Harry is among five new principals at various Ceres schools. Others are:

• Danielle Cox who is now principal of Blaker-Kinser Junior High. She had been an assistant principal at Central Valley High School;

• A new principal for Mae Hensley Junior High School in Jesse Campbell, the former principal of Sam Vaughn Elementary School;

• Shane Hulin who took over for Connie Stark as principal of Sinclear Elementary School. Hulin was Sinclear Elementary’s assistant principal;

• Steve Merchant, new principal of Sam Vaughn Elementary School. He was formerly the assistant principal.

CUSD reported 14,088 students enrolled in all of its schools, up slightly from 14,004 last year. They included freshmen just beginning their high school journey, seniors celebrating the end of their own and kindergarteners getting used to the idea of saying goodbye to their family for the day.

Central Valley High School has two new assistant principals in Brian Cooke and Rogelio Adame. Cooke was the assistant principal at Carroll Fowler Elementary while Adame was assistant principal at Virginia Parks Elementary.

Other new to the district are assistant principals Roberto Gil at Caswell Elementary, Reid Volk at Carroll Fowler Elementary, Ryan Schwartz at Virginia Parks Elementary and Tonya Shuford at Sinclear Elementary.

Kristin Lilly-Porter, the former Central Valley High assistant principal and activities director, is now assistant principal at Sam Vaughn Elementary School.

Nate Diamantine is a new learning director at Cesar Chavez Junior High School, having formerly been a teacher at Blaker Kinser Junior High.

Lucia Hernandez is the new learning director at Mae Hensley Jr. High. She formerly was an administrative assistant at Argus High School.

Paul Rutishauser is the district’s new Director of Secondary Education in the Educational Services Department. He had been the principal of Blaker Kinser Junior High.

Andrew Lopshire is now CUSD’s new assistant director of Transportation.

Also new to the district for the 2018-19 academic year are 97 teachers.

“This number has been fairly consistent over the past four years,” said CUSD Assistant Superintendent Denise Wickham. 

This year CUSD has added an intervention program at each site, a direct result of assessing student needs and receiving input from the various stakeholders as part of the Local Control Accountability Plan.

“We are excited about this implementation and because these teachers are additional, it did increase hiring numbers this year by about 18 teachers.”

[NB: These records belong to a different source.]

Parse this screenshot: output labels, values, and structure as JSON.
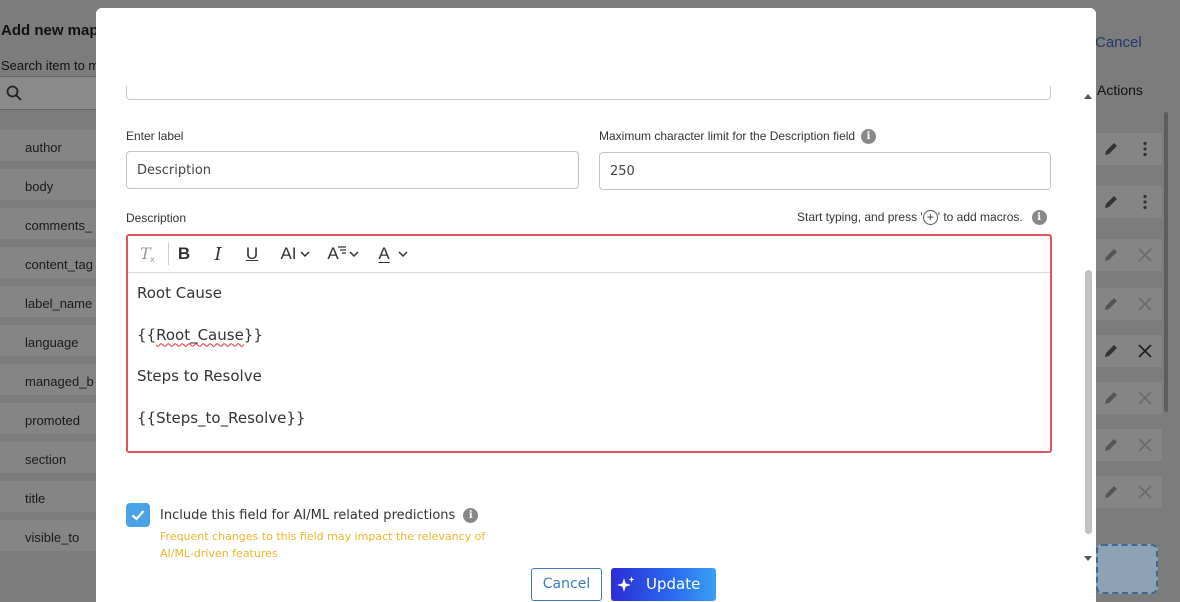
{
  "background": {
    "title": "Add new map",
    "search_label": "Search item to m",
    "items": [
      "author",
      "body",
      "comments_",
      "content_tag",
      "label_name",
      "language",
      "managed_b",
      "promoted",
      "section",
      "title",
      "visible_to"
    ],
    "cancel_label": "Cancel",
    "actions_label": "Actions"
  },
  "form": {
    "label_field_label": "Enter label",
    "label_value": "Description",
    "maxchar_label": "Maximum character limit for the Description field",
    "maxchar_value": "250",
    "description_label": "Description",
    "macro_hint_before": "Start typing, and press '",
    "macro_hint_after": "' to add macros."
  },
  "editor": {
    "toolbar": {
      "clear_format": "clear-format-icon",
      "bold": "B",
      "italic": "I",
      "underline": "U",
      "font_size": "AI",
      "line_height": "A",
      "font_color": "A"
    },
    "lines": [
      "Root Cause",
      "{{Root_Cause}}",
      "Steps to Resolve",
      "{{Steps_to_Resolve}}"
    ]
  },
  "ai_option": {
    "checked": true,
    "label": "Include this field for AI/ML related predictions",
    "warning": "Frequent changes to this field may impact the relevancy of AI/ML-driven features"
  },
  "buttons": {
    "cancel": "Cancel",
    "update": "Update"
  },
  "colors": {
    "editor_border": "#e0525c",
    "checkbox": "#4aa3e6",
    "warning": "#f0b429",
    "update_gradient_start": "#2b2cd6",
    "update_gradient_end": "#3aa0f5"
  }
}
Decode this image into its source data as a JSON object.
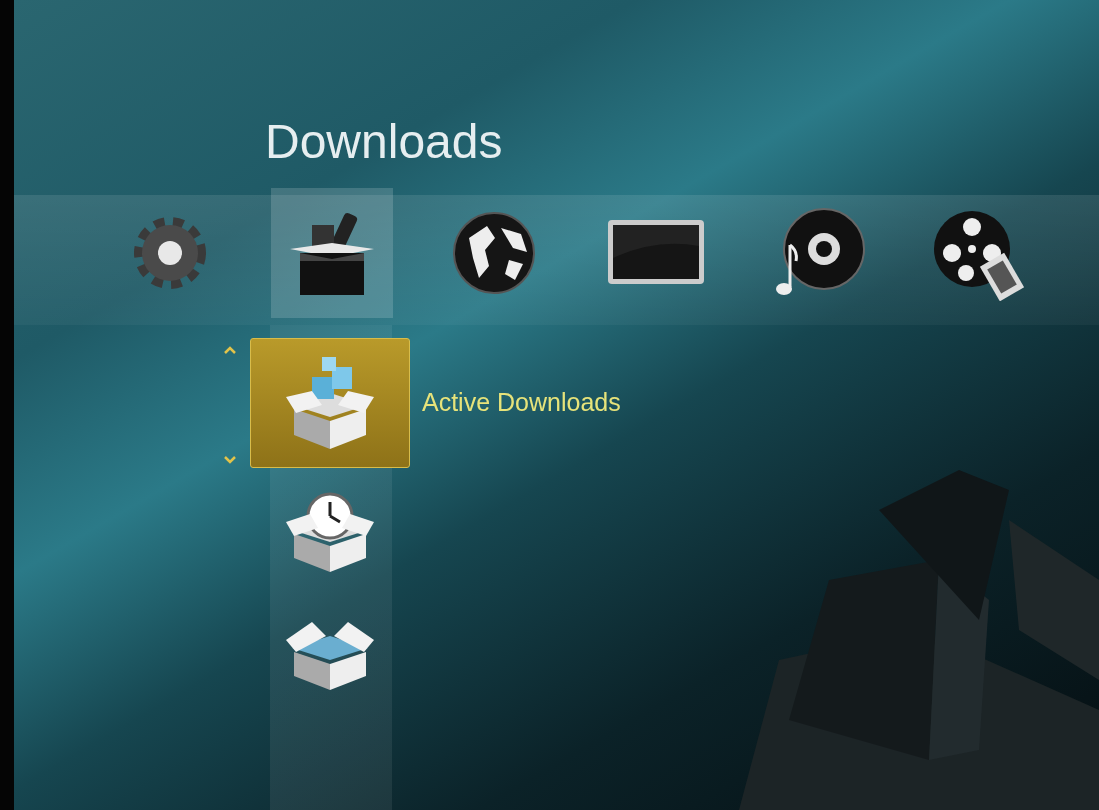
{
  "title": "Downloads",
  "categories": [
    {
      "kind": "settings",
      "selected": false
    },
    {
      "kind": "downloads",
      "selected": true
    },
    {
      "kind": "internet",
      "selected": false
    },
    {
      "kind": "tv",
      "selected": false
    },
    {
      "kind": "music",
      "selected": false
    },
    {
      "kind": "video",
      "selected": false
    }
  ],
  "submenu": [
    {
      "kind": "active",
      "label": "Active Downloads",
      "selected": true
    },
    {
      "kind": "scheduled",
      "selected": false
    },
    {
      "kind": "completed",
      "selected": false
    }
  ]
}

Teacher recruitment and retention has been an issue throughout California over the past several years as enrollment in teacher training programs declined during the recession. But the state’s economic recovery and increased public school funding are driving demand for more qualified and trained teachers, particularly in Science, Technology, Engineering, and Math (STEM), special education and career technical education, according to the state department of education.

The nonprofit Learning Policy Institute surveyed more than 200 California districts and reported that 75 percent were experiencing teacher shortages, and the vast majority of districts said those shortages were getting worse.

New California teaching credentials have remained constant at 11,500 since 2013-14, while projected annual new hires have grown and now exceed 20,000.

CUSD uses a number of teacher recruitment techniques including local education recruitment fairs, posting positions on statewide education employment website Edjoin, through county office support and work with Stanislaus State.

New hires CUSD
Last week’s School Board meeting, Ceres Unified School District welcomed new employees for the 2018-19 school year. - photo by Contributed